For nearly a year now, mobile payments firm Square’s stock (NYSE: SQ) has been on the rise. Its recent financial results may not have been spectacular, but the usage metrics continue to impress the market, taking its stock to record highs.
Sramana Mitra: How do you process unicorn mania? Are you chasing unicorns?
Rami Elkhatib: No, not really. Our entry point is either the Series A or Series B. In a Series B scenario, we come in and lead a Series B only if there is a situation where a company has awesome technology but is pivoting or changing its geography. We’re coming in at early-stage valuations. For us, unicorn-type valuations are something that don’t really affect us in terms of our entry into our investment. If any of our companies grow to a point where somebody wants to invest at a unicorn valuation, we’ll welcome that opportunity.
Sramana Mitra: Part of the problem that we see in the unicorn trend is that a lot of companies are getting artificially bloated >>>
Sramana Mitra: What is the geographical distribution of these six companies that you have exited?
Mark Hasebroock: They’re all in the Midwest – from Texas to Kansas City and between the mountains.
Sramana Mitra: Have you sold anything from Omaha?
Mark Hasebroock: No, we haven’t.
Sramana Mitra: It’s interesting. I’ve known for a long time Greg Gianforte who ran for the Governor of Montana. His big hit >>>
Sramana Mitra: The question that I’m constantly intrigued by as I talk to many investors is that how can so many investors find unicorns. It’s just not mathematically viable if you’re obsessed with just investing in companies that have the potential of being unicorns. There aren’t that many of those.
Alan Chiu: That’s very true. That said, we’re seeing companies go international earlier in their life than perhaps previous generations of companies. While the absolute size of these markets are growing at the pace of GDPs, the ability for startups to reach these markets have increased over time. Growth has a direct correlation with valuation. That helps to create more highly-valued companies. That’s still rare. >>>
According to eMarketer, global retail e-commerce sales have grown 25% to $2.304 trillion in 2017 and is expected to grow to $4.9 trillion by the year 2021. Inspired by the growth in the e-commerce market, Germany-based NuCom Group is expanding its presence significantly. The company recently entered the Billion Dollar Unicorn club.
Sramana Mitra: What trends do you see? If you look back on the 2017 calendar year, what have you seen in your deal flow that you can synthesize as key trends?
Rami Elkhatib: I’ll answer this in two parts. As we are focused on enterprise software, we look at trends that have been persistent for five years and beyond. Since we began investing this fund, the combination of mobile, cloud, and data has completely reconfigured the enterprise IT market. That’s something that has persisted for a long time and will continue to persist for a long time. There is this side of the trends where there’s a lot of continuity in the enterprise market.
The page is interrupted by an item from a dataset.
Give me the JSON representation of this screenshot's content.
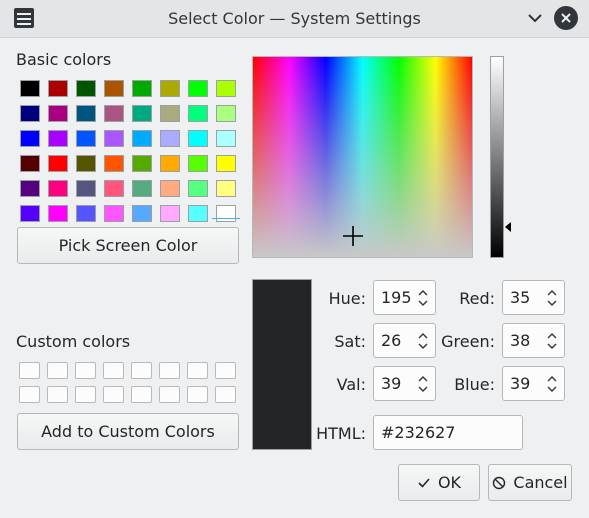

One day, something else will come along and reshape the landscape. We’re always trying to be on the lookout for that. Then within that, there are >>>
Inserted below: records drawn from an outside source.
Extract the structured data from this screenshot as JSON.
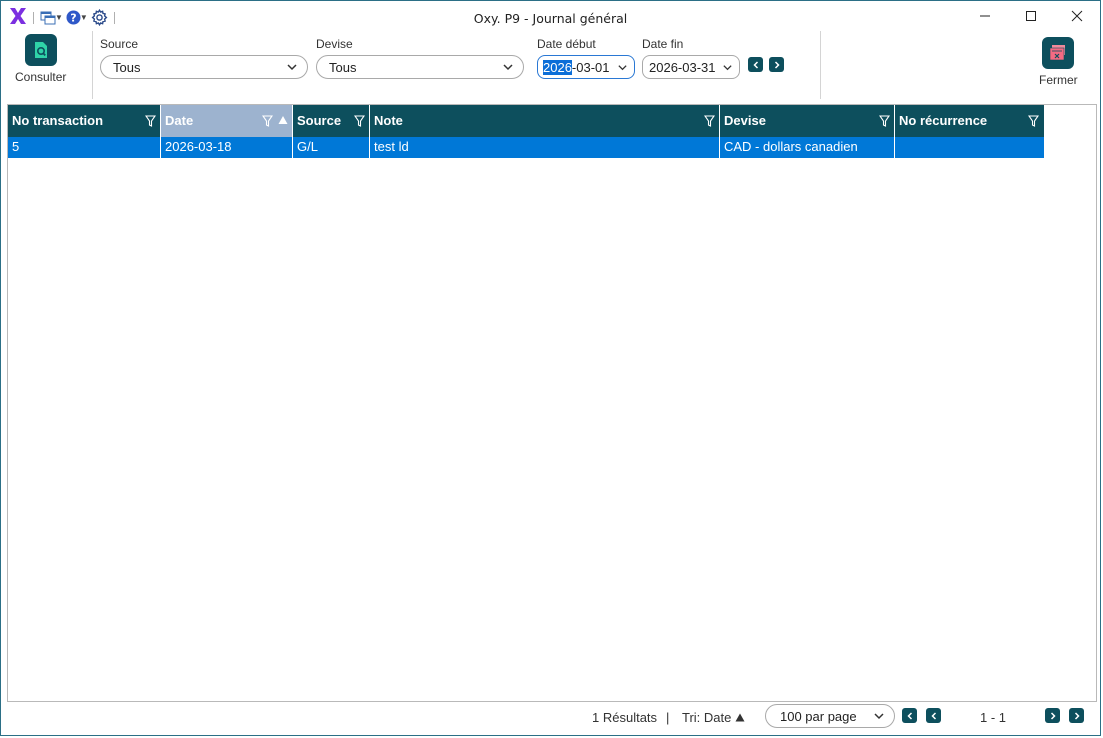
{
  "window": {
    "title": "Oxy. P9 - Journal général"
  },
  "ribbon": {
    "consult_label": "Consulter",
    "close_label": "Fermer",
    "filters": {
      "source_label": "Source",
      "source_value": "Tous",
      "currency_label": "Devise",
      "currency_value": "Tous",
      "start_label": "Date début",
      "start_value_selected": "2026",
      "start_value_rest": "-03-01",
      "end_label": "Date fin",
      "end_value": "2026-03-31"
    }
  },
  "grid": {
    "columns": [
      {
        "label": "No transaction",
        "filterable": true
      },
      {
        "label": "Date",
        "filterable": true,
        "sorted": "asc"
      },
      {
        "label": "Source",
        "filterable": true
      },
      {
        "label": "Note",
        "filterable": true
      },
      {
        "label": "Devise",
        "filterable": true
      },
      {
        "label": "No récurrence",
        "filterable": true
      }
    ],
    "rows": [
      {
        "no_transaction": "5",
        "date": "2026-03-18",
        "source": "G/L",
        "note": "test ld",
        "devise": "CAD - dollars canadien",
        "no_recurrence": ""
      }
    ]
  },
  "footer": {
    "results": "1 Résultats",
    "separator": "|",
    "sort": "Tri: Date",
    "page_size": "100 par page",
    "range": "1 - 1"
  },
  "colors": {
    "accent": "#0d4f5d",
    "selected_row": "#0078d7",
    "sorted_header": "#9db3cf",
    "logo_purple": "#7b2fe0"
  }
}
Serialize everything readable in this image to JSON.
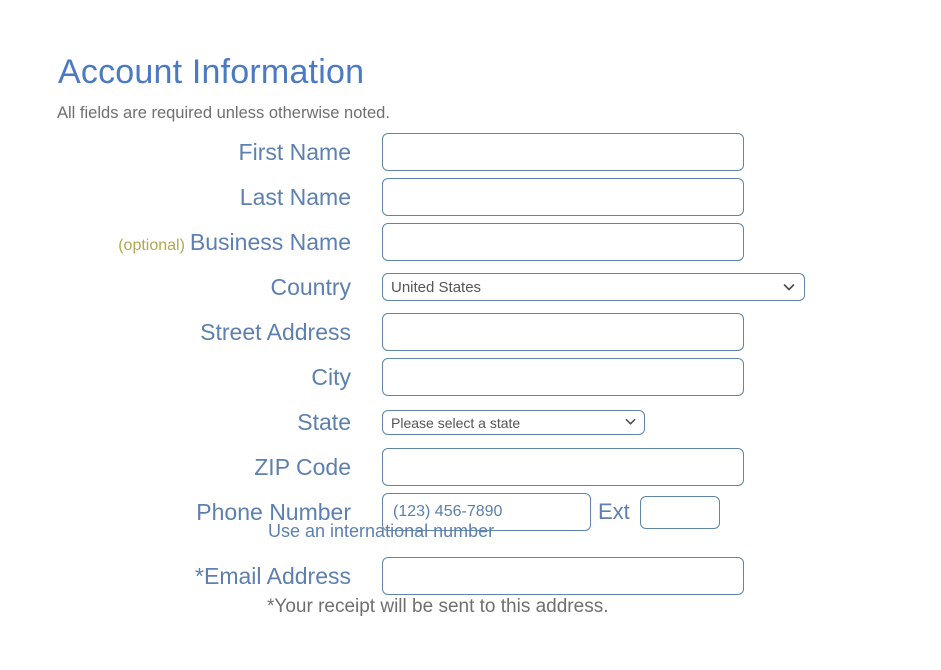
{
  "header": {
    "title": "Account Information",
    "subtitle": "All fields are required unless otherwise noted."
  },
  "form": {
    "fields": [
      {
        "label": "First Name",
        "optional_tag": "",
        "control": "text",
        "value": "",
        "placeholder": ""
      },
      {
        "label": "Last Name",
        "optional_tag": "",
        "control": "text",
        "value": "",
        "placeholder": ""
      },
      {
        "label": "Business Name",
        "optional_tag": "(optional)",
        "control": "text",
        "value": "",
        "placeholder": ""
      },
      {
        "label": "Country",
        "optional_tag": "",
        "control": "select",
        "value": "United States"
      },
      {
        "label": "Street Address",
        "optional_tag": "",
        "control": "text",
        "value": "",
        "placeholder": ""
      },
      {
        "label": "City",
        "optional_tag": "",
        "control": "text",
        "value": "",
        "placeholder": ""
      },
      {
        "label": "State",
        "optional_tag": "",
        "control": "select",
        "value": "Please select a state"
      },
      {
        "label": "ZIP Code",
        "optional_tag": "",
        "control": "text",
        "value": "",
        "placeholder": ""
      },
      {
        "label": "Phone Number",
        "optional_tag": "",
        "control": "phone",
        "value": "",
        "placeholder": "(123) 456-7890"
      },
      {
        "label": "*Email Address",
        "optional_tag": "",
        "control": "text",
        "value": "",
        "placeholder": ""
      }
    ],
    "country_label": "Country",
    "country_value": "United States",
    "state_label": "State",
    "state_value": "Please select a state",
    "first_name_label": "First Name",
    "last_name_label": "Last Name",
    "business_name_label": "Business Name",
    "business_name_optional": "(optional)",
    "street_address_label": "Street Address",
    "city_label": "City",
    "zip_code_label": "ZIP Code",
    "phone_number_label": "Phone Number",
    "phone_placeholder": "(123) 456-7890",
    "ext_label": "Ext",
    "ext_value": "",
    "email_label": "*Email Address",
    "international_link": "Use an international number",
    "email_footnote": "*Your receipt will be sent to this address."
  },
  "icons": {
    "chevron_down": "chevron-down-icon"
  },
  "colors": {
    "title_blue": "#4a7ac4",
    "label_blue": "#5d80b0",
    "optional_gold": "#b3a84e",
    "border_blue": "#5f85a8",
    "muted_gray": "#6f6f6f",
    "background": "#ffffff"
  }
}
Sramana Mitra: At what stage did you encounter AddStructure and how did you encounter them?
Mark Hasebroock: We have an office in Chicago and I have a partner there. David is very plugged into what’s happening in Chicago. He heard about this at an event that he was at. He realized that it was something that could be a fit and just reached out.
Sramana Mitra: When you sold the company, what milestones had it gone through? How much money had you already put in? How much had the company raised in total?
Mark Hasebroock: I think they had raised $1.5 million in total. It wasn’t a huge amount. >>>
Sramana Mitra: You’re seeing more capital-efficient executions, which is good. In our philosophy, we strongly recommend that people bootstrap and be as capital-efficient as possible as long as possible before raising money. Even when they raise money, we prefer that they don’t raise huge amounts of capital, which is completely counter to the unicorn mania that has been running through Silicon Valley, which we’ll talk about in a moment.
I think the capital efficiency trend is a good thing from what you’re pointing out. Let me see if I understood what you’re trying to say here. You are saying that there have been a lot of seed investments in the last five years. The people who have invested are trying to get exits and not making a lot more seed investments.